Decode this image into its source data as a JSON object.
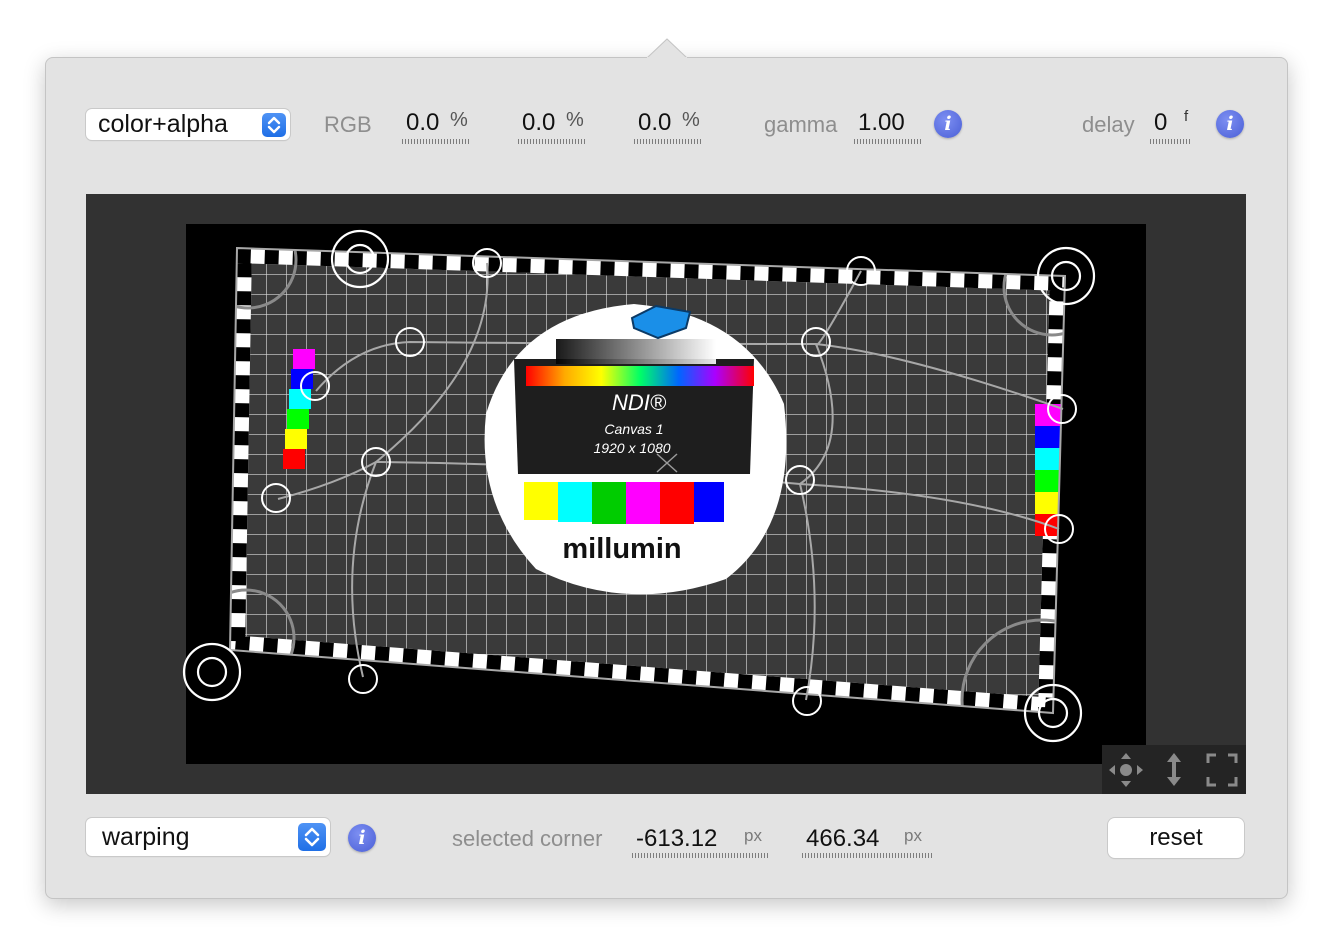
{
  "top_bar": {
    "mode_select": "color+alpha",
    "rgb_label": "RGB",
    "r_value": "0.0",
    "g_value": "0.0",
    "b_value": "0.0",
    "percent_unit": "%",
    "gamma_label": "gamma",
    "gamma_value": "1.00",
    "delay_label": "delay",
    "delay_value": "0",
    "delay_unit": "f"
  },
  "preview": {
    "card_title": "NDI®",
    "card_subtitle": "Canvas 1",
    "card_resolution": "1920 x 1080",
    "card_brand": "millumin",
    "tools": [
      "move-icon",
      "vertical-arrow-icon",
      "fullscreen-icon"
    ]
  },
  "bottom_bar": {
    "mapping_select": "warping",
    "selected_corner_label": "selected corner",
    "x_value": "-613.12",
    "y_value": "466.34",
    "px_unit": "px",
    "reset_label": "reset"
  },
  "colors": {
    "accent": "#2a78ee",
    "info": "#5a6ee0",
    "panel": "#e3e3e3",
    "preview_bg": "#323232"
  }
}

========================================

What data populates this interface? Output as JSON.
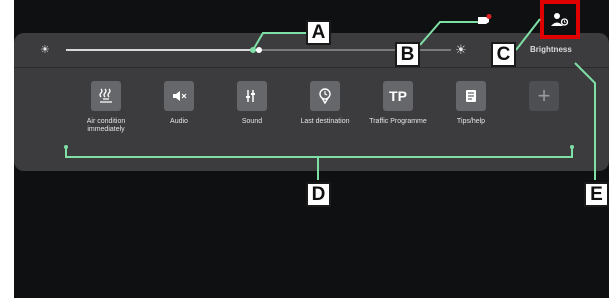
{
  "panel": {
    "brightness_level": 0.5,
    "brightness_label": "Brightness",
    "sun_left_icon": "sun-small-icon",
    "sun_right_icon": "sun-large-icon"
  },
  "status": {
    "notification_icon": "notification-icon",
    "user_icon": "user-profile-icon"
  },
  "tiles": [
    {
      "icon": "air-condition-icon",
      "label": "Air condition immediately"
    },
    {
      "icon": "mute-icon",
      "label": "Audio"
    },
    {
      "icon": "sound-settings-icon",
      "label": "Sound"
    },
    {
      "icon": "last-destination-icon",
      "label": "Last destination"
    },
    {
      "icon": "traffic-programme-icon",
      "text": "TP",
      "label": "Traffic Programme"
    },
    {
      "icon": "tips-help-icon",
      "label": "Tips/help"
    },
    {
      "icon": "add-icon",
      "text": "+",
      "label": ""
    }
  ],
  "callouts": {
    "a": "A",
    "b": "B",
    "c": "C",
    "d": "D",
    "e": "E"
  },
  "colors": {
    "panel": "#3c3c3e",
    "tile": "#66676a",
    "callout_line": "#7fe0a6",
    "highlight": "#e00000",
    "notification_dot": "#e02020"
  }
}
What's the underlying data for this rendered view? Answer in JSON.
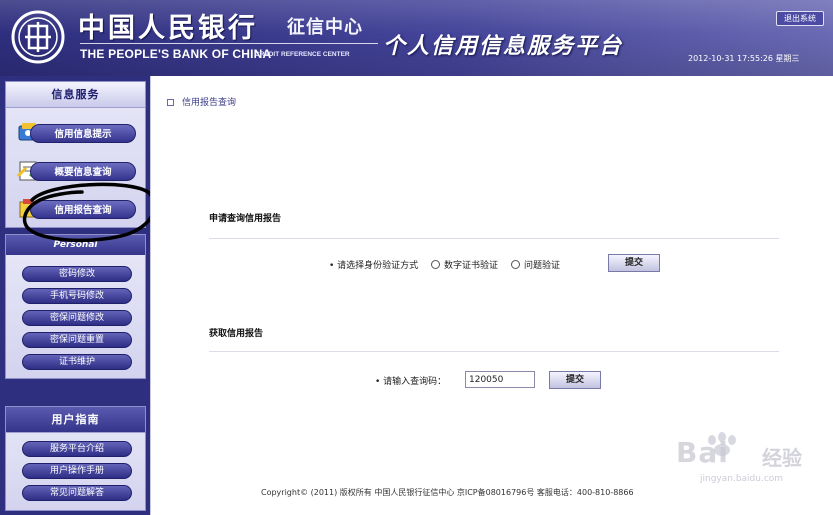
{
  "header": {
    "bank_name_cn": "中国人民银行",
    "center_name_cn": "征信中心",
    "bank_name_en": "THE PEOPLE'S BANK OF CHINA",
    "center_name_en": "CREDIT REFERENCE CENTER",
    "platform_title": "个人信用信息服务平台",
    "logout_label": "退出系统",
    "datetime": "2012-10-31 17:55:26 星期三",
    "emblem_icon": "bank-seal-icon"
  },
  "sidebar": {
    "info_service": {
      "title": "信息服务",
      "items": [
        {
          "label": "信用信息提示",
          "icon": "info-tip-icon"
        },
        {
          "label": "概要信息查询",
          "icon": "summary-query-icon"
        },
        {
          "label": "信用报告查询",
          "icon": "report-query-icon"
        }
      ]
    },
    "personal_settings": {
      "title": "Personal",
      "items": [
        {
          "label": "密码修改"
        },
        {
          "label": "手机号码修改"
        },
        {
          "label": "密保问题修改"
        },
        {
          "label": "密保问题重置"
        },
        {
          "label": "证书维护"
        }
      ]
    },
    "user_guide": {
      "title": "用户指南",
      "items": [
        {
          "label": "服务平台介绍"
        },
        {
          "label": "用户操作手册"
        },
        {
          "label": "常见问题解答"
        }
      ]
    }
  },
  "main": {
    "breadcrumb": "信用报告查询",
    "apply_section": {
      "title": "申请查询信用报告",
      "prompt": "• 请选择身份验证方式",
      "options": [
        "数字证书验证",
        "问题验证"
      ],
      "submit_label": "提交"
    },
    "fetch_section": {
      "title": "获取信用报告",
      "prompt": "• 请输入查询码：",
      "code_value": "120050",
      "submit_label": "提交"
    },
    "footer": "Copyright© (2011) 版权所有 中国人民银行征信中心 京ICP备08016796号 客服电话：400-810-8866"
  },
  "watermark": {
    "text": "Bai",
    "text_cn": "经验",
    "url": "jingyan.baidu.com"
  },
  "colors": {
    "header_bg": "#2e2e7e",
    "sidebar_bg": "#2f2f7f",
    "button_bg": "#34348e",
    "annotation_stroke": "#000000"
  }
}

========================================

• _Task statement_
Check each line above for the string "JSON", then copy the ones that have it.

• _Reply to the exercise_
Decode this image into its source data as a JSON object.
What data populates this interface? Output as JSON.
What's the underlying data for this rendered view? Answer in JSON.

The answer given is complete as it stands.